2008 APS April Meeting and HEDP/HEDLA Meeting
Volume 53, Number 5
Friday–Tuesday, April 11–15, 2008; St. Louis, Missouri
Session S20: Undergraduate Session III
2:06 PM–3:18 PM,
Monday, April 14, 2008
Hyatt Regency St. Louis Riverfront (formerly Adam's Mark Hotel), Room: Director's Row 48
Sponsoring Unit: SPS
Chair: Kendra Rand, American Institute of Physics
Abstract ID: BAPS.2008.APR.S20.2
Abstract: S20.00002 : Using a Large Ring Laser Gyroscope (RLG) to Understand the Torsional Components of Near-Field Seismic Events*
2:18 PM–2:30 PM
Preview Abstract Abstract
(Hendrix SPS Chapter)
Seismographs are able to accurately measure translational components of seismic events, i.e. the North-South, East-West, and Up-Down (z) components. However, there has recently been a renewed interest in measuring the torsional components of such events. Preliminary results from a triangular, large ring laser (measuring 17 meters on a side) suggest that RLGs could be a vital tool in opening up this relatively unexplored aspect of seismology. The ring laser has produced data similar to that of seismographs in response to three near-field earthquakes in Tennessee, the Gulf of Mexico, and Mexico. In addition to this, Fourier analysis of voltage variations caused by perturbations of the ring laser during these near-field events has yielded several interesting results not given by traditional seismographs. These results include the increased effectiveness of RLGs for near-field measurements versus far-field, the torsional resonances excited by the detected earthquakes, and perhaps the mechanism which generates torsion in an earthquake. The ring laser's results, their implications, and a potential model will be presented.
*Gracious acknowledgement is due to the National Science Foundation and the Arkansas Space Grant Consortium.
To cite this abstract, use the following reference: http://meetings.aps.org/link/BAPS.2008.APR.S20.2
The American Physical Society (APS) is a non-profit membership organization working to advance the knowledge of physics.
1 Physics Ellipse, College Park, MD 20740-3844
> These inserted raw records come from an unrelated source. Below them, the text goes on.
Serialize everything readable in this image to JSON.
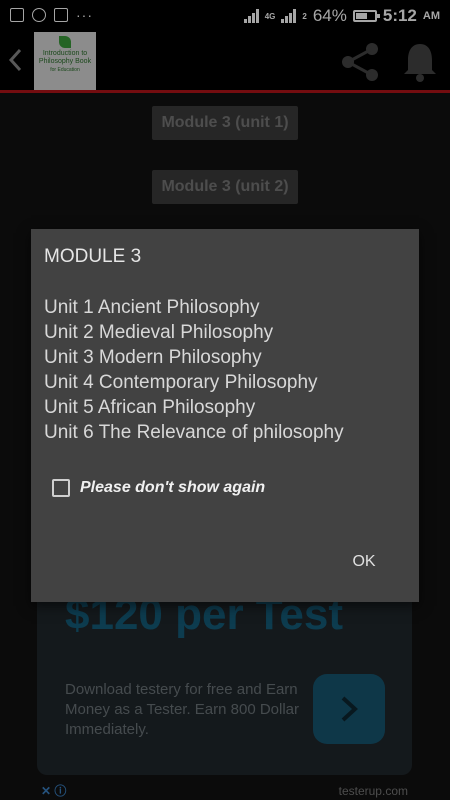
{
  "status_bar": {
    "battery": "64%",
    "time": "5:12",
    "ampm": "AM",
    "network": "4G",
    "sim2": "2",
    "overflow": "···",
    "battery_level": 0.64
  },
  "app_bar": {
    "back_icon": "chevron-left-icon",
    "thumbnail_text": "Introduction to Philosophy Book",
    "thumbnail_subtext": "for Education",
    "actions": [
      "share-icon",
      "bell-icon"
    ]
  },
  "buttons": [
    {
      "label": "Module 3 (unit 1)"
    },
    {
      "label": "Module 3 (unit 2)"
    }
  ],
  "ad": {
    "headline": "$120 per Test",
    "body": "Download testery for free and Earn Money as a Tester. Earn 800 Dollar Immediately.",
    "domain": "testerup.com",
    "ad_marks": "✕ ⓘ"
  },
  "dialog": {
    "title": "MODULE 3",
    "units": [
      "Unit 1 Ancient Philosophy",
      "Unit 2 Medieval Philosophy",
      "Unit 3 Modern Philosophy",
      "Unit 4 Contemporary Philosophy",
      "Unit 5 African Philosophy",
      "Unit 6 The Relevance of philosophy"
    ],
    "checkbox_label": "Please don't show again",
    "ok_label": "OK"
  },
  "colors": {
    "accent_red": "#b3141a",
    "dialog_bg": "#424242",
    "ad_blue": "#145d7a"
  }
}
Editorial Office 1 Research Road, Ridge, NY 11961-2701 (631) 591-4000
Office of Public Affairs 529 14th St NW, Suite 1050, Washington, D.C. 20045-2001 (202) 662-8700